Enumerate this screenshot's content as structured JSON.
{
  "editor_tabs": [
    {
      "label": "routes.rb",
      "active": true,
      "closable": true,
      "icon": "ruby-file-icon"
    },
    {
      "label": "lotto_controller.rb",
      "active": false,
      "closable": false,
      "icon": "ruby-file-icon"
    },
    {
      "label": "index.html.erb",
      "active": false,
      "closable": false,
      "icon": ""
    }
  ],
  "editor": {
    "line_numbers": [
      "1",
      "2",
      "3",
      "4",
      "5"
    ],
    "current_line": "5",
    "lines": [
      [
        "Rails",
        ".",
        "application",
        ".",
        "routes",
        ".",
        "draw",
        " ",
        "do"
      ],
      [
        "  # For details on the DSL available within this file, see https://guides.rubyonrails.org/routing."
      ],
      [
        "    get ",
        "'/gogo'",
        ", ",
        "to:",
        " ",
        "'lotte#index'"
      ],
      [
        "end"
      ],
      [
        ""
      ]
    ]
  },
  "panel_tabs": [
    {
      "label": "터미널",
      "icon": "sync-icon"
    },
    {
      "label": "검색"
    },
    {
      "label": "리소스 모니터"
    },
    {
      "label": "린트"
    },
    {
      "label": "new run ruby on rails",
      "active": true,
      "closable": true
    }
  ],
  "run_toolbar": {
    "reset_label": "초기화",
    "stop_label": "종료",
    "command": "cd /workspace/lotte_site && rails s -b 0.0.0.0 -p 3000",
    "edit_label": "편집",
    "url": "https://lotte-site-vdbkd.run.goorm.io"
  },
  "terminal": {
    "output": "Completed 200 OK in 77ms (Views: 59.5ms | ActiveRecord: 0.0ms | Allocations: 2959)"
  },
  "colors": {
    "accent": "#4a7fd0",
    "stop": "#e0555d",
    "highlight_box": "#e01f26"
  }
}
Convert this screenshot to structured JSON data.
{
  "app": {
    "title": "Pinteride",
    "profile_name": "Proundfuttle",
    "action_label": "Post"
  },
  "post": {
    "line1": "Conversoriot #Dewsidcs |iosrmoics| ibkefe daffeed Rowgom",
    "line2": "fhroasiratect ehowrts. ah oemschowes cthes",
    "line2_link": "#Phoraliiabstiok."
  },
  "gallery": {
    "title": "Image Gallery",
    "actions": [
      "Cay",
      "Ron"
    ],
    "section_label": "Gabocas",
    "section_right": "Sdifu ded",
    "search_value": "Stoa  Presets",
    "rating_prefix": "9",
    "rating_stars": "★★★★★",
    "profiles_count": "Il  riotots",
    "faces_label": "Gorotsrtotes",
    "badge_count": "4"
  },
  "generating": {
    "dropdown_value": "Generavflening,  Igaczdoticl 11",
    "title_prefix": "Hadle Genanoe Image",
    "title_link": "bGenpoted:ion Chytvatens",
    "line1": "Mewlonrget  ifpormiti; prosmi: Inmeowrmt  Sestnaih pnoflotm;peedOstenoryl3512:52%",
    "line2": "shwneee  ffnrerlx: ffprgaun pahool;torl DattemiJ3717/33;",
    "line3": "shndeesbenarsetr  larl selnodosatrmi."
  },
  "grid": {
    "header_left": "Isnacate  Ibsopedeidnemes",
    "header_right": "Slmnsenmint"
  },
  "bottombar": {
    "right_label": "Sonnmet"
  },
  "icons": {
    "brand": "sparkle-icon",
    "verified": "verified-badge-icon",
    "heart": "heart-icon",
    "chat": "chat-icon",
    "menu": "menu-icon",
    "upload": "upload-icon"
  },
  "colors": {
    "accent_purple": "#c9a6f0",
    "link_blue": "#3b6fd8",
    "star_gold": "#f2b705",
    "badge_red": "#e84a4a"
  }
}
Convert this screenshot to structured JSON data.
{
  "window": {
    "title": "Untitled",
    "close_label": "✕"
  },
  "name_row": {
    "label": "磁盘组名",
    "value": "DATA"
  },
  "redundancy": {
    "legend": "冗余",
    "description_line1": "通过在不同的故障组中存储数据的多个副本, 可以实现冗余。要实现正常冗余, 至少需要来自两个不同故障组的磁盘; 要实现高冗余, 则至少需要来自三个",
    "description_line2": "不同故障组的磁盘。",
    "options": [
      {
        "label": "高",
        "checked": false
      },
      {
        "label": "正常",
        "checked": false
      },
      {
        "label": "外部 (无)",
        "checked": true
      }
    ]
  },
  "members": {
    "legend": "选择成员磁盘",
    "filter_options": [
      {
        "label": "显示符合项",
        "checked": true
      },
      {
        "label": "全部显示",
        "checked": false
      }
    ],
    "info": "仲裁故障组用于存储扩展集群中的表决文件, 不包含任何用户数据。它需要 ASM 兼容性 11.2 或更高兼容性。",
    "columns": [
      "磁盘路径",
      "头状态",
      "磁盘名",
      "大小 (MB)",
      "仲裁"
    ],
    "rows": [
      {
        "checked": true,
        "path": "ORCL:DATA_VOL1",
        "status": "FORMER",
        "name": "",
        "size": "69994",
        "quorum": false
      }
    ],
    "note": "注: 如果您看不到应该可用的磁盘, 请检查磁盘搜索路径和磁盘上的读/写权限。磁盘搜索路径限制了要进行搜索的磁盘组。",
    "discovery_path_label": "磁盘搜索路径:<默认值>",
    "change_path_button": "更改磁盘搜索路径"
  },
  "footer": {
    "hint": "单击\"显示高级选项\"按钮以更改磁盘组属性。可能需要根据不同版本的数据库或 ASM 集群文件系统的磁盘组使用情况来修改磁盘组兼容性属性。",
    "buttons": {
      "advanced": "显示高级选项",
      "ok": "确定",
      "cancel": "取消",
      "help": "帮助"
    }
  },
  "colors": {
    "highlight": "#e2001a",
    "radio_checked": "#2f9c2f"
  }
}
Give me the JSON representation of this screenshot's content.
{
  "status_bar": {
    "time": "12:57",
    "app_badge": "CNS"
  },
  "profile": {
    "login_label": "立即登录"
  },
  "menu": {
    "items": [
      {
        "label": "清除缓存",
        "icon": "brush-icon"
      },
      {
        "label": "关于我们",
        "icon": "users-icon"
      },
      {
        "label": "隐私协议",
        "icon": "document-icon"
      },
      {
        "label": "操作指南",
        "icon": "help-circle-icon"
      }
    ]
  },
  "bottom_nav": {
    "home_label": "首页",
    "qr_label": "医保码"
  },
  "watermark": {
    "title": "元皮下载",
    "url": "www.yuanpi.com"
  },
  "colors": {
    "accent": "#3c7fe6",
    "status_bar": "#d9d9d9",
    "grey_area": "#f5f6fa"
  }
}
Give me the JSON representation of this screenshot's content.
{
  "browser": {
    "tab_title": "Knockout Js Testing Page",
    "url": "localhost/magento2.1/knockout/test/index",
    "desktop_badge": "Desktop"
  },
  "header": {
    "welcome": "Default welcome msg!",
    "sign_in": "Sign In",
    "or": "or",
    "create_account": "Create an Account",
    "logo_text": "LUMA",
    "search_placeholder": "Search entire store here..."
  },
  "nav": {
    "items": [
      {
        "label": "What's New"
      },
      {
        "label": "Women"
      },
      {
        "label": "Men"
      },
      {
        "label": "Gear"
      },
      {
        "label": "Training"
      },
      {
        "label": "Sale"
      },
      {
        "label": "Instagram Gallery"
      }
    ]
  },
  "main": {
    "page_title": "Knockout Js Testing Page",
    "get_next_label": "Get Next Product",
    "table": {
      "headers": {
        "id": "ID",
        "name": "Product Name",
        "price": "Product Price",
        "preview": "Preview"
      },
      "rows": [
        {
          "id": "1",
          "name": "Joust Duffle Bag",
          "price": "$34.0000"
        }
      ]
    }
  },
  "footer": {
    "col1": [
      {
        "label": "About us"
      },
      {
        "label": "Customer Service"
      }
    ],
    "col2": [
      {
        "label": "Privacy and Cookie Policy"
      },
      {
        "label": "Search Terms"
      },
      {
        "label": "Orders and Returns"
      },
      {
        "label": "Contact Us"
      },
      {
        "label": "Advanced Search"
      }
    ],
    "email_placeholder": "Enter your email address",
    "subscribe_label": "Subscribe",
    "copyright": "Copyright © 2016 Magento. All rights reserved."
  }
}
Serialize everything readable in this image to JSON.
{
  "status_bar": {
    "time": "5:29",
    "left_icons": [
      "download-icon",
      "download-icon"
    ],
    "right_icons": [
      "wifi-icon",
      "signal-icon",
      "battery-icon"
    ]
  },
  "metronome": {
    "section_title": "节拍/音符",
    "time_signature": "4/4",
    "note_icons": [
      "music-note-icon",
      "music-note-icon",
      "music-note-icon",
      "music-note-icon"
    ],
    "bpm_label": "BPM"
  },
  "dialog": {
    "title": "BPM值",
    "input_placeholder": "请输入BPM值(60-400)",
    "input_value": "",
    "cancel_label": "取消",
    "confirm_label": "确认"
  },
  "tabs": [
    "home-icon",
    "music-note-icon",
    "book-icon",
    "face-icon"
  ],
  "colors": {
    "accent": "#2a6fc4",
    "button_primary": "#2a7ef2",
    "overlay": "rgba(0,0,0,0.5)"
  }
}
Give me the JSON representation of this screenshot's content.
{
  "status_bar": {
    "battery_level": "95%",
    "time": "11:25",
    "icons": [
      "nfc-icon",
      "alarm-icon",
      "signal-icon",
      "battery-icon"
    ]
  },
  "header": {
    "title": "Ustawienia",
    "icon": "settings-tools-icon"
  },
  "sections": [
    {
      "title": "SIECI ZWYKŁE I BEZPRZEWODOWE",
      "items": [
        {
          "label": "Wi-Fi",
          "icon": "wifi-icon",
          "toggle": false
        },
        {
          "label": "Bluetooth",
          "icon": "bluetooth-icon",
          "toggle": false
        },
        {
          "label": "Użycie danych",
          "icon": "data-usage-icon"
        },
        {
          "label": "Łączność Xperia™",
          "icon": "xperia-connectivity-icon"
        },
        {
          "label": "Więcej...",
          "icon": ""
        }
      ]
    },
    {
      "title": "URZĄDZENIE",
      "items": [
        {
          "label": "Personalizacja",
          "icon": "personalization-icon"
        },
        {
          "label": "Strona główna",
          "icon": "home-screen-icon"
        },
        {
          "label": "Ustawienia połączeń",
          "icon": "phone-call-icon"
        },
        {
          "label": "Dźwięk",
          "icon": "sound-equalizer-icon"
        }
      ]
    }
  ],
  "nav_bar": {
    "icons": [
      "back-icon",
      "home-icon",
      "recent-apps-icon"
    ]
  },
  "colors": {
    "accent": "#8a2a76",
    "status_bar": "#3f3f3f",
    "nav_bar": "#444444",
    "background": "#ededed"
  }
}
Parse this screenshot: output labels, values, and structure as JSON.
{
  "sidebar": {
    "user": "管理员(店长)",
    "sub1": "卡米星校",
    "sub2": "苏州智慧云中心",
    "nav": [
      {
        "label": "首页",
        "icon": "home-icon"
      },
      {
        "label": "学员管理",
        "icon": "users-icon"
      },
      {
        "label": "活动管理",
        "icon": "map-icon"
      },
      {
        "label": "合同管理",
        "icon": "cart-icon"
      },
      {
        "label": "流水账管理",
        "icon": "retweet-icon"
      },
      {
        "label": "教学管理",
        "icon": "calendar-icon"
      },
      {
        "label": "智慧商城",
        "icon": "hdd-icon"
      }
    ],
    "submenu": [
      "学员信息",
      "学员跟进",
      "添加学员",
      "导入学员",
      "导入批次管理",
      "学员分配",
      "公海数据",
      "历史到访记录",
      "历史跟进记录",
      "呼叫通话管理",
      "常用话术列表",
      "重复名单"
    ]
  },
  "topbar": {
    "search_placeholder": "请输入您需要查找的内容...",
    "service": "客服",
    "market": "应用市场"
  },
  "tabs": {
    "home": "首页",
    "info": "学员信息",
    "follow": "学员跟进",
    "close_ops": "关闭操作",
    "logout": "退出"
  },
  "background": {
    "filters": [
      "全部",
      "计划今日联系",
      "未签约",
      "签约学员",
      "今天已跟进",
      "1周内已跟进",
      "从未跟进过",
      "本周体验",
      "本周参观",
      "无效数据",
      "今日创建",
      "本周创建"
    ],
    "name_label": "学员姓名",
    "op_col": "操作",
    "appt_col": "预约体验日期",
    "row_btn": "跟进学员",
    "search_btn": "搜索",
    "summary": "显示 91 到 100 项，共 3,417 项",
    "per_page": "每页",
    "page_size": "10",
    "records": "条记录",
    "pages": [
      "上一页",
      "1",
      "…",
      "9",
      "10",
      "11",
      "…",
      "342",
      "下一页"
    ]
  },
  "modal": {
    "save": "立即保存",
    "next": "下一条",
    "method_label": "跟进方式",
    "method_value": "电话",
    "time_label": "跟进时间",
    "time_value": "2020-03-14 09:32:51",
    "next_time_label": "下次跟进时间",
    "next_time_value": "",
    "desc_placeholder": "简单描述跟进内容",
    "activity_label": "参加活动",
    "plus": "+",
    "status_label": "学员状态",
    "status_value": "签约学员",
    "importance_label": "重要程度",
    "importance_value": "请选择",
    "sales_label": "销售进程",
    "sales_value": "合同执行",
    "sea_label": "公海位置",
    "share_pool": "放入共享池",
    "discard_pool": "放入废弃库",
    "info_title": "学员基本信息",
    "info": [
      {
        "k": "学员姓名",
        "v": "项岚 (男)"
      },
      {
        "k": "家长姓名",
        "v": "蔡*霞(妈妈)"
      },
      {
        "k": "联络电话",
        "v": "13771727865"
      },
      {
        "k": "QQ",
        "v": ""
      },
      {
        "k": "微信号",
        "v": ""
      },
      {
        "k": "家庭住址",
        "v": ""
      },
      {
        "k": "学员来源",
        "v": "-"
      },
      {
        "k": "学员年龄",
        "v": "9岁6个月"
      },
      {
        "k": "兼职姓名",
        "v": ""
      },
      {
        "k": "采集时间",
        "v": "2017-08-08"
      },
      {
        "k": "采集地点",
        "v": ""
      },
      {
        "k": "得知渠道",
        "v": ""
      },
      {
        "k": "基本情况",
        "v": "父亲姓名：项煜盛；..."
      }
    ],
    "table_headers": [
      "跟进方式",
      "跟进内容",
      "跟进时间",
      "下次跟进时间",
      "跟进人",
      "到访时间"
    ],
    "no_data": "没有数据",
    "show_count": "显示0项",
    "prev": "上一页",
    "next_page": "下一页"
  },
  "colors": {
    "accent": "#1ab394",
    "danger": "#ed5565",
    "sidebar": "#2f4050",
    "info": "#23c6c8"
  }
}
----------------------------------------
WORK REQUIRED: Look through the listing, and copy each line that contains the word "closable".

RESULT:
      "closable": true,
      "closable": false,
      "closable": false,
      "closable": true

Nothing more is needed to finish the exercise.